I have been thinking about language. May I invite you to leave the frenzy of the dance floor and come out onto the balcony?

Perhaps I can persuade you to cross your threshold of conviction and together we will mandate ourselves to find, at least pro tem, a band-aid solution.

Let me run this up the flagpole and see if you salute it - watch out for the insidious management speak and overblown metaphors

Do you have any idea what this means? I didn’t, either, until a quick Google put me right and I spent a fascinating half hour immersed in the art of neologisms - newly coined words and phrases.

This all came about because I was reading a corporate strategy document, intended, eventually, to gladden the hearts of customers, staff and stakeholders alike. It was about an inch thick and larded with amazing buzzwords, phrases and metaphors. Who would read it?

I feared it was destined to moulder away unloved, unread. Yet there were many excellent ideas within it, so I have “an arrow I would like to fire”.

About three quarters of corporate communication is in writing. At best, the use of management speak might show we are “cool”, on the ball. More often, it irritates, obscuring the message or even worse giving rise to the suspicion that we do not really know what we are talking about.

I would like to plead for no-nonsense writing that does, according to one advertising slogan, exactly what it says on the tin. Here are some tips:

  • The only people who matter are your readers. Put their interests first. Always consider what is in it for them.
  • Keep it short and simple - it is easier to understand.
  • Use positive language rather than negative - it makes it sound as though you want something to happen. For example “remember” is better than “don’t forget”.
  • Use active verbs. “It has been decided to” is less compelling than “the executive team decided to”, which says both “what” and “who”.
  • Use verbs rather than nouns. Compare “we focus on performance measurement and standardisation” with “we measure and standardise performance”. Which is punchier?
  • Watch your email etiquette. Use another medium for personal or confidential material. Use the subject box in the same way as newspapers and magazines use headlines - to grab attention.
  • Use a format and style that makes your readers comfortable. Look at magazines, blogs, web forums - how do they “talk” to readers and generate interest?
  • Check your readability score. If you use Microsoft Word, go to “tools”, then “spelling and grammar”. Click on “options” and tick the “show readability” box. Whenever you do a spell check, you will get a readability summary. Look at the Flesch reading ease - the higher the score the better. A score of 60 per cent equates to plain English.

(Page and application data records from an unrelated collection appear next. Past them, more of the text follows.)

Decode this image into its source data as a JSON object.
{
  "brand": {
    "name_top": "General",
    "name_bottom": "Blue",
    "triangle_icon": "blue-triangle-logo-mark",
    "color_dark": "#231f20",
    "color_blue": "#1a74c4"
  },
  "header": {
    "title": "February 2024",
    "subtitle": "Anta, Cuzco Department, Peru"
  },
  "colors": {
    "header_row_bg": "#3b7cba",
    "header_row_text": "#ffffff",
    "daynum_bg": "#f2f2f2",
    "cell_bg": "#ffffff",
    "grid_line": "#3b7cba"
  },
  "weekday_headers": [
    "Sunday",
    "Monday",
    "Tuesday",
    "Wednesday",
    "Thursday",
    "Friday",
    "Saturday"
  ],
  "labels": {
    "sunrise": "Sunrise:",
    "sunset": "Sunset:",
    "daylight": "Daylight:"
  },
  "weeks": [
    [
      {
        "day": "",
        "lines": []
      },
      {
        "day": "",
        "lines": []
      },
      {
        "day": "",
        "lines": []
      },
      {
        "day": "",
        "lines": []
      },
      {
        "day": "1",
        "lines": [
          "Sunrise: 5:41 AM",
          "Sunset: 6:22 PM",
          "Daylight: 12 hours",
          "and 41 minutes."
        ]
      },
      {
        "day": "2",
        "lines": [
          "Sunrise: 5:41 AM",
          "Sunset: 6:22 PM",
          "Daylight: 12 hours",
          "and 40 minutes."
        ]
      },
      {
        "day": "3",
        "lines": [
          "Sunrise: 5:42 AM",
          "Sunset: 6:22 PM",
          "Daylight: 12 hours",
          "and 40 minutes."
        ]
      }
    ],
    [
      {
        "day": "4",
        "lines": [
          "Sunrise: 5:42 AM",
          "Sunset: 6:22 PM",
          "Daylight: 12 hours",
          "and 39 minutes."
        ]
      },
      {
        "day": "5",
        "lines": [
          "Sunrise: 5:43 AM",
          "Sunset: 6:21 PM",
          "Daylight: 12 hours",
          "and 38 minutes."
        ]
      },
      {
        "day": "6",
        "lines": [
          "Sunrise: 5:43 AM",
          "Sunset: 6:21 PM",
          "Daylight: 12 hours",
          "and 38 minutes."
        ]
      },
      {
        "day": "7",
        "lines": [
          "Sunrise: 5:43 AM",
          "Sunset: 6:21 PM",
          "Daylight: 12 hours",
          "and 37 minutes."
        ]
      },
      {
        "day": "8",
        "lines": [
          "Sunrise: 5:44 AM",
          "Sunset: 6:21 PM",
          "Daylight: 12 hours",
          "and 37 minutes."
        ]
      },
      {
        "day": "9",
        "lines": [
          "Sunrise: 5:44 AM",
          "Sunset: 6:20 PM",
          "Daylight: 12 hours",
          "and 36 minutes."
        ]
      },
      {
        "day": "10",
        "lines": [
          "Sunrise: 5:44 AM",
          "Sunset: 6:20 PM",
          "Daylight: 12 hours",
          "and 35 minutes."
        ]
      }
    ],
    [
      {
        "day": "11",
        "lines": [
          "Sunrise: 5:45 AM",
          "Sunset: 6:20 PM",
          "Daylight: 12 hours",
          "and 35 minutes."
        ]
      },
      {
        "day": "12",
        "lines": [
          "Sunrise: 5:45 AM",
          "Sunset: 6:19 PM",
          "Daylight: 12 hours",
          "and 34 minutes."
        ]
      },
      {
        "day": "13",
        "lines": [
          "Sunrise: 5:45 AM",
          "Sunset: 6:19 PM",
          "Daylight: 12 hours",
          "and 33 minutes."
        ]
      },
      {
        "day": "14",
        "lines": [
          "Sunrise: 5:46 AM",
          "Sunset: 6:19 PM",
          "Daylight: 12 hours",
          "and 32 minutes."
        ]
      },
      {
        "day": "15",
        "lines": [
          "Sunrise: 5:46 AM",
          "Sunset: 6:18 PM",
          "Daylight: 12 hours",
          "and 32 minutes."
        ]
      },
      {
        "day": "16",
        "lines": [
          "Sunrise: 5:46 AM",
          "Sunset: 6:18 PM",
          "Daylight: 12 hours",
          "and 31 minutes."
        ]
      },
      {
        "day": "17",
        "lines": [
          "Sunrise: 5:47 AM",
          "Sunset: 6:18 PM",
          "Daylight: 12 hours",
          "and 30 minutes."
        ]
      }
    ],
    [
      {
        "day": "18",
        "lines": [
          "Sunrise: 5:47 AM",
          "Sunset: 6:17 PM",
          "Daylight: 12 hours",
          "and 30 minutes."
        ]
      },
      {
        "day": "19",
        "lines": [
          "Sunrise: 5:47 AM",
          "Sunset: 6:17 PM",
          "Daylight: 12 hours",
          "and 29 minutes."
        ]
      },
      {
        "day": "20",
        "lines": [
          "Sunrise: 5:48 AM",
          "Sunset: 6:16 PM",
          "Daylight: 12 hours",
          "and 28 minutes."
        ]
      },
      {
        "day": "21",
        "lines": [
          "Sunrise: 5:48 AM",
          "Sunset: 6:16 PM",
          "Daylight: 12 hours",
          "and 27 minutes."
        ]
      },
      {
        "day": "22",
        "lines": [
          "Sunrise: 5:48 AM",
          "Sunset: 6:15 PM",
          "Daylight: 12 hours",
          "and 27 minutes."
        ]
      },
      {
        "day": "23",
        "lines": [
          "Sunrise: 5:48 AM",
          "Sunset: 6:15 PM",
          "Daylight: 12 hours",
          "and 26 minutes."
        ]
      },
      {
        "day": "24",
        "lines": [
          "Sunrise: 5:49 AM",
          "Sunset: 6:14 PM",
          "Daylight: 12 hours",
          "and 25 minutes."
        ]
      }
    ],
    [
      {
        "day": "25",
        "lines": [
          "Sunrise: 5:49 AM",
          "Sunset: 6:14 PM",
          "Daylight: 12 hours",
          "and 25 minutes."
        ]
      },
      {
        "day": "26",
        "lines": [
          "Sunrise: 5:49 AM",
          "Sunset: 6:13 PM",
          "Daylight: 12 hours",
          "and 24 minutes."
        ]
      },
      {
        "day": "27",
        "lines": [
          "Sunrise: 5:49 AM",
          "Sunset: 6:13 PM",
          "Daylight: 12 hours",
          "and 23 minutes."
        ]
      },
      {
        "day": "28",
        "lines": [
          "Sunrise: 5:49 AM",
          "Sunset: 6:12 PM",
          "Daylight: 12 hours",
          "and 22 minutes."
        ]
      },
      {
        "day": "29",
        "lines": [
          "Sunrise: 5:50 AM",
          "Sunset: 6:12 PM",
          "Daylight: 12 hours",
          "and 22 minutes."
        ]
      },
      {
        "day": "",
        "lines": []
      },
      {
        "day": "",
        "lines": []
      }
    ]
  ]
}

Finally, let me run this up the flagpole and see if you salute it - watch out for the insidious management speak and overblown metaphors. Some of us may need to push the envelope on this one.